[Dataset rows describing interfaces]

===

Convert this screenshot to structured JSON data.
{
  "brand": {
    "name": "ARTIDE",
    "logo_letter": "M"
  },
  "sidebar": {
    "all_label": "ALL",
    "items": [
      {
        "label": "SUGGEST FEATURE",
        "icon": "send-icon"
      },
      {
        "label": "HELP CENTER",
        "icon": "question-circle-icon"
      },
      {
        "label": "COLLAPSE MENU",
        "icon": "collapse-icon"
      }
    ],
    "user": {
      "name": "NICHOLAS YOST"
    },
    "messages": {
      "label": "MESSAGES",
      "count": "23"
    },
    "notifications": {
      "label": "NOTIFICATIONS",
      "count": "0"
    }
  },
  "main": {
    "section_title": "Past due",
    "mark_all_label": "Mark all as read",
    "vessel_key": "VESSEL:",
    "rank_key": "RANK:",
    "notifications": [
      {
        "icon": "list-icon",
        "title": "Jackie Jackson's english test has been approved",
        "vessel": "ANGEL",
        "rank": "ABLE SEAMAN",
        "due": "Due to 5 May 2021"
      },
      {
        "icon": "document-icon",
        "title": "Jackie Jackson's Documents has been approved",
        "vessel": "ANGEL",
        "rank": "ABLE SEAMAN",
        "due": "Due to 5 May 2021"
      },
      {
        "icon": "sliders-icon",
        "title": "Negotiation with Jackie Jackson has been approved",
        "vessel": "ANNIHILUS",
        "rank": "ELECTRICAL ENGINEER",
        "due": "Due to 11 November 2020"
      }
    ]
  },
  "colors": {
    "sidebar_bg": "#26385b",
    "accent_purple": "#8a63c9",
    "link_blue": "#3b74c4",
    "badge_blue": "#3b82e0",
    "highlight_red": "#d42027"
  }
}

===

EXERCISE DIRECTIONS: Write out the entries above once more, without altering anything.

SOLUTION TO THIS TASK:
Convert this screenshot to structured JSON data.
{
  "brand": {
    "name": "ARTIDE",
    "logo_letter": "M"
  },
  "sidebar": {
    "all_label": "ALL",
    "items": [
      {
        "label": "SUGGEST FEATURE",
        "icon": "send-icon"
      },
      {
        "label": "HELP CENTER",
        "icon": "question-circle-icon"
      },
      {
        "label": "COLLAPSE MENU",
        "icon": "collapse-icon"
      }
    ],
    "user": {
      "name": "NICHOLAS YOST"
    },
    "messages": {
      "label": "MESSAGES",
      "count": "23"
    },
    "notifications": {
      "label": "NOTIFICATIONS",
      "count": "0"
    }
  },
  "main": {
    "section_title": "Past due",
    "mark_all_label": "Mark all as read",
    "vessel_key": "VESSEL:",
    "rank_key": "RANK:",
    "notifications": [
      {
        "icon": "list-icon",
        "title": "Jackie Jackson's english test has been approved",
        "vessel": "ANGEL",
        "rank": "ABLE SEAMAN",
        "due": "Due to 5 May 2021"
      },
      {
        "icon": "document-icon",
        "title": "Jackie Jackson's Documents has been approved",
        "vessel": "ANGEL",
        "rank": "ABLE SEAMAN",
        "due": "Due to 5 May 2021"
      },
      {
        "icon": "sliders-icon",
        "title": "Negotiation with Jackie Jackson has been approved",
        "vessel": "ANNIHILUS",
        "rank": "ELECTRICAL ENGINEER",
        "due": "Due to 11 November 2020"
      }
    ]
  },
  "colors": {
    "sidebar_bg": "#26385b",
    "accent_purple": "#8a63c9",
    "link_blue": "#3b74c4",
    "badge_blue": "#3b82e0",
    "highlight_red": "#d42027"
  }
}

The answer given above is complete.